Gradually moving the books off the table near the window
My building got new windows 20 years ago, but these have proved unsatisfactory. It's drafty in cold weather, and people have reported water leaks. One of my windows had a part peel off last year, and it broke again after being fixed. The guy came once more and used some sort of super-glue. I was supposed to leave it alone for a few days but was so scared it would break that I haven't touched it all year.
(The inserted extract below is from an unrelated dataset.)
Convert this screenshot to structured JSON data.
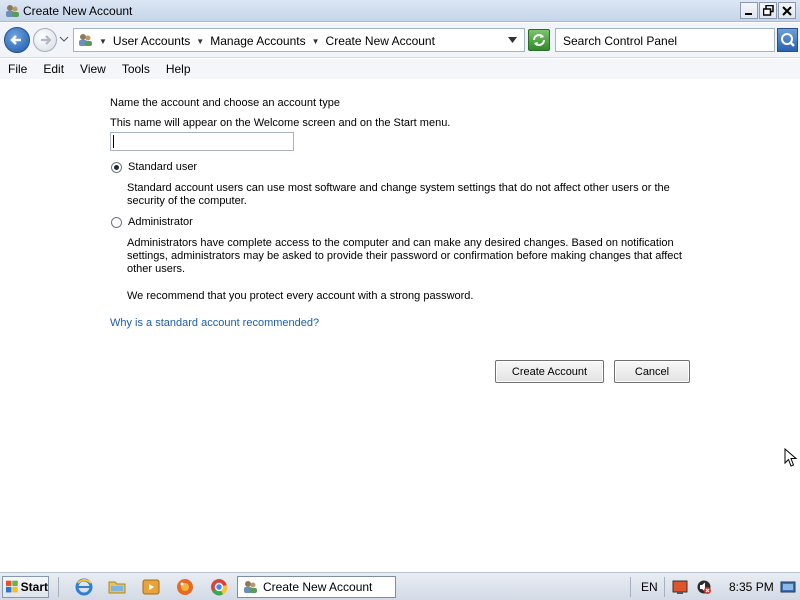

This problem is moot since they're replacing all the windows. This has been going on since July, and mine are scheduled in about a month. I remember no inconvenience the last time, but this time we're asked to move things away from the window area, and cover everything else. There's a long memo detailing what we have to do; it's a total pain. I'm dreading it (not to mention that I'll be without window coverings for several days and might have to live my life in the bathroom since I'm on a low floor and the other rooms can be seen from outside), and have started moving things off the couch under the window which I'll have to turn on its side against the wall since there's nowhere to move it. Miles to go...
The computer is near the window, and I'm not sure if just covering it is enough, or I'll have to move it (running the risk of not being able to hook it up again). Next to the computer under the window is a table piled with books I've read that need to be blogged. So I need to get caught up on blogging (though I guess I could put the books elsewhere). I like to group them in some way, and this entry's theme will be: disappointing books from authors I've previously enjoyed.
"Guilty Pleasures" by Lawrence Sanders - I've liked many of Sanders' mysteries but this book about a rich, decadent Florida family had no mystery and little action. An incest subplot was particularly icky.
"Queenan Country" by Joe Queenan - Joe Queenan is a very funny guy and I especially like his writings on movies. This British travelogue left me cold, possibly because I'm not that interested in England. After the lead-off story of a Liverpool cabdriver who claimed intimate knowledge of the Beatles, I lost interest and gave up after 56 pages.
"The Man of my Dreams" by Curtis Sittenfeld - I loved the author's "Prep" so much I got it in hardcover after reading the paperback. This will be traded away. I wasn't enthralled with protagonist Hannah's coming of age tale, which seemed to go on and on in its angst.
"Don't Make a Scene" by Valerie Block - I loved the author's "None of Your Business" so much that I got another copy after lending mine out. This one, not so much. Diane programs a Village revival house cinema and has apartment problems and man problems. One relationship was especially distasteful.
"Chasing Harry Winston" by Lauren Weisberger - I liked "The Devil Wears Prada" but this was just eh. The heroines are fabulous and gorgeous, but I kept getting these 3 BFFs confused with characters in another book I was reading simultaneously.
"Some Nerve" by Jane Heller - The coincidence that dominates this story is ridiculous. It's revealed in the book jacket, but I won't spoil. A celebrity journalist in LA loses a big story and is banished back home to Middletown, where (gasp)... no, I won't spoil it. Didn't buy a word of it.
"Queen Takes King" by Gigi Levangie Grazer - Some of Grazer's books are better than others, and this is one of the others. Power couple (literally named Power) starts divorce proceedings when husband Jacks' (short for Jackson) affair with a hot newscaster is exposed. Some of the ensuing events are just icky.
"Certain Girls" by Jennifer Weiner - This eagerly awaited sequel to "Good in Bed" was a bit disappointing, though I'll keep it in my collection. Daughter Joy, born at the end of the first book, is now approaching her bat mitzvah and is one of the more annoying tweens on the planet. A wrenching plot twist near the end added to my discomfort. Still, I'll read anything Jennifer Weiner writes.